■ **WHAT YOU SHOULD DO**: Keep only those lines of the records that include the string "place".

■ **INPUT DATA**:
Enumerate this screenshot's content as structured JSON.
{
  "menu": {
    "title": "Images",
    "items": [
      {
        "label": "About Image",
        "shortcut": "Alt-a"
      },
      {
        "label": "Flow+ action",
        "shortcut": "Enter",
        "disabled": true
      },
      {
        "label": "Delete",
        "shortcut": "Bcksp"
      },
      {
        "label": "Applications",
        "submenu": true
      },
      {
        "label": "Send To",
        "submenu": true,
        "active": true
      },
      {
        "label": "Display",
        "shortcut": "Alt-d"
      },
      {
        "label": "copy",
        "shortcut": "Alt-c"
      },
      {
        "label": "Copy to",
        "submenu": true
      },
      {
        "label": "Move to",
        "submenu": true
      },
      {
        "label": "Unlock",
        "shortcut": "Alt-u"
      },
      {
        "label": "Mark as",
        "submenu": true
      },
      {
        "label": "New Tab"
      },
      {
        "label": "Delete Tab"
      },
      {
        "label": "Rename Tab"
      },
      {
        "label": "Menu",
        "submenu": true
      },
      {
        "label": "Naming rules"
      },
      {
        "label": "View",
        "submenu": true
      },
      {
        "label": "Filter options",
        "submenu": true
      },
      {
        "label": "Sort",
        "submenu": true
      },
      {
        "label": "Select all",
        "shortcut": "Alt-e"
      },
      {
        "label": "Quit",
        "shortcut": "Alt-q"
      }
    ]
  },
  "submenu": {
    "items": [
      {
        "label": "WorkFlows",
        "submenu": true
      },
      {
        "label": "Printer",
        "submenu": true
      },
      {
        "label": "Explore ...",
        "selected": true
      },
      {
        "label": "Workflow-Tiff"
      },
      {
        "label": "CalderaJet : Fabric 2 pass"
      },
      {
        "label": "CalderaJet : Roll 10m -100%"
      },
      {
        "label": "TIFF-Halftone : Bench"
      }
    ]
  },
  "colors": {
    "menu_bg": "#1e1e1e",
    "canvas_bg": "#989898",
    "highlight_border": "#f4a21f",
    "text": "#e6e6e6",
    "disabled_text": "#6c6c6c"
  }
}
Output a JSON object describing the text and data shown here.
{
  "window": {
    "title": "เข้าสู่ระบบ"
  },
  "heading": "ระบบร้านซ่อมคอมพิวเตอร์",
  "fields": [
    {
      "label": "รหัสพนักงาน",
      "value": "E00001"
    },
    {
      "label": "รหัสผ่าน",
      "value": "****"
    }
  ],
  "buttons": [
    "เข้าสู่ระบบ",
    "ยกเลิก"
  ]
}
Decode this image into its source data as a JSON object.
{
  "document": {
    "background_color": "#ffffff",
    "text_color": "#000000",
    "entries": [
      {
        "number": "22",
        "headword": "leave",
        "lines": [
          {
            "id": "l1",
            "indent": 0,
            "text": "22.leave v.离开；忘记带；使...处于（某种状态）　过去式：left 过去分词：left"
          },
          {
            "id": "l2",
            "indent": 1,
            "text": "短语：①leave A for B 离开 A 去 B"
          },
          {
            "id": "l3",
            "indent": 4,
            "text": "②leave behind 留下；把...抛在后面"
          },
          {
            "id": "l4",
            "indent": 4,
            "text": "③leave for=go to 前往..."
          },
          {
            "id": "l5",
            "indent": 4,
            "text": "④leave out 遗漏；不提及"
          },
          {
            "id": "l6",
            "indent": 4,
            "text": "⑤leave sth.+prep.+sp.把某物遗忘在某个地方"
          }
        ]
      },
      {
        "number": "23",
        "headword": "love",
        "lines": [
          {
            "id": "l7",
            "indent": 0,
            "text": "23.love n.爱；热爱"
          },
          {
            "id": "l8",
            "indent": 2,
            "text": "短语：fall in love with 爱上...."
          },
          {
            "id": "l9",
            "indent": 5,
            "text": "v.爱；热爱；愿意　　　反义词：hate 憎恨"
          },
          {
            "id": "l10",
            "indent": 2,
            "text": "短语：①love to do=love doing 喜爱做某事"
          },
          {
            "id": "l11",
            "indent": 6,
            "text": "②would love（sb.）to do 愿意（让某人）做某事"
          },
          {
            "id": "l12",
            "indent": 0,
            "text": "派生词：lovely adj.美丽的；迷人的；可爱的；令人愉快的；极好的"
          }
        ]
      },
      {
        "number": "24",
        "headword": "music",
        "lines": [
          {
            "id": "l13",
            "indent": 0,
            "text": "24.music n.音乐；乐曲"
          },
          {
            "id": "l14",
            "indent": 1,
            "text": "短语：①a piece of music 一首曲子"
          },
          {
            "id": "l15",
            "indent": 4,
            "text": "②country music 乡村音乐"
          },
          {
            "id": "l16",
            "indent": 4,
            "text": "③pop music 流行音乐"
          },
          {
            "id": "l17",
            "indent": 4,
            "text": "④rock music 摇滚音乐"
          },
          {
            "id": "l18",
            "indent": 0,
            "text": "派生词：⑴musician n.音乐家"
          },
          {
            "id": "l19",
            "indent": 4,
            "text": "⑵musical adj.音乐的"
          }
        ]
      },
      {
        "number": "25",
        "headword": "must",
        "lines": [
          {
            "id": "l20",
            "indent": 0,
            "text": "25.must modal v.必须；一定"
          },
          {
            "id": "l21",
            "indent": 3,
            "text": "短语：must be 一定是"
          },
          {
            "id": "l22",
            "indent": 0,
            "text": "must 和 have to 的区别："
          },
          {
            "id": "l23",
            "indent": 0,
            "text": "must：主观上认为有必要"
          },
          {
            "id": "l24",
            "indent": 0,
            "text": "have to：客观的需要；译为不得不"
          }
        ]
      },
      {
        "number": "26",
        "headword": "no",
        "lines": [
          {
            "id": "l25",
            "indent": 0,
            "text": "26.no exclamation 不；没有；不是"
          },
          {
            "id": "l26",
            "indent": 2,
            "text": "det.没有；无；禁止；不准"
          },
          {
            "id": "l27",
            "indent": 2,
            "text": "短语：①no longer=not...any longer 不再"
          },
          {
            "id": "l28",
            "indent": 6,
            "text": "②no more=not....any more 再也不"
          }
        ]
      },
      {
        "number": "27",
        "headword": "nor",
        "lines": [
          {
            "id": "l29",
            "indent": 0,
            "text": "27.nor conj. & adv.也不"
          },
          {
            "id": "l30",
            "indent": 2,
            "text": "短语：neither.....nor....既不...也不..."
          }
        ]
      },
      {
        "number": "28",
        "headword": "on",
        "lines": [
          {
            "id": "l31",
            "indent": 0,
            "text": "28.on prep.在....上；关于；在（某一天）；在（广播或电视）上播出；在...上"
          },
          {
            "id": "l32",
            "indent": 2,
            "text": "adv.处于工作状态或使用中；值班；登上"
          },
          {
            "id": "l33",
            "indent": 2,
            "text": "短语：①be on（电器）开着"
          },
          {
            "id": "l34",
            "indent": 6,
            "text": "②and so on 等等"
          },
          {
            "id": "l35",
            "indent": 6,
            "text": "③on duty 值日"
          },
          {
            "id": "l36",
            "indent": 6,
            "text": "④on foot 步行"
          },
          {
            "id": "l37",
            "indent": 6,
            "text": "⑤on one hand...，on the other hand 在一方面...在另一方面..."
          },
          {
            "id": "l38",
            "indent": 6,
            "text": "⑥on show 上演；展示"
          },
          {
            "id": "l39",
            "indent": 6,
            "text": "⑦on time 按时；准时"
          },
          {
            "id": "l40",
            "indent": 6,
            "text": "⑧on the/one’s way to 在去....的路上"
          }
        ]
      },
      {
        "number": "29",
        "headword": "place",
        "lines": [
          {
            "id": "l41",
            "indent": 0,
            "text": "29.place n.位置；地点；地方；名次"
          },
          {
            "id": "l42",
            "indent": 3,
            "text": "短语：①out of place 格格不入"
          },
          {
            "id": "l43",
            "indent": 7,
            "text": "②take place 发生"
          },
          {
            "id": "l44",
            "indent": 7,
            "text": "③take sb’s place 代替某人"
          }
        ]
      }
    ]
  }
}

■ **EXERCISE SOLUTION**:
        "headword": "place",
            "text": "29.place n.位置；地点；地方；名次"
            "text": "短语：①out of place 格格不入"
            "text": "②take place 发生"
            "text": "③take sb’s place 代替某人"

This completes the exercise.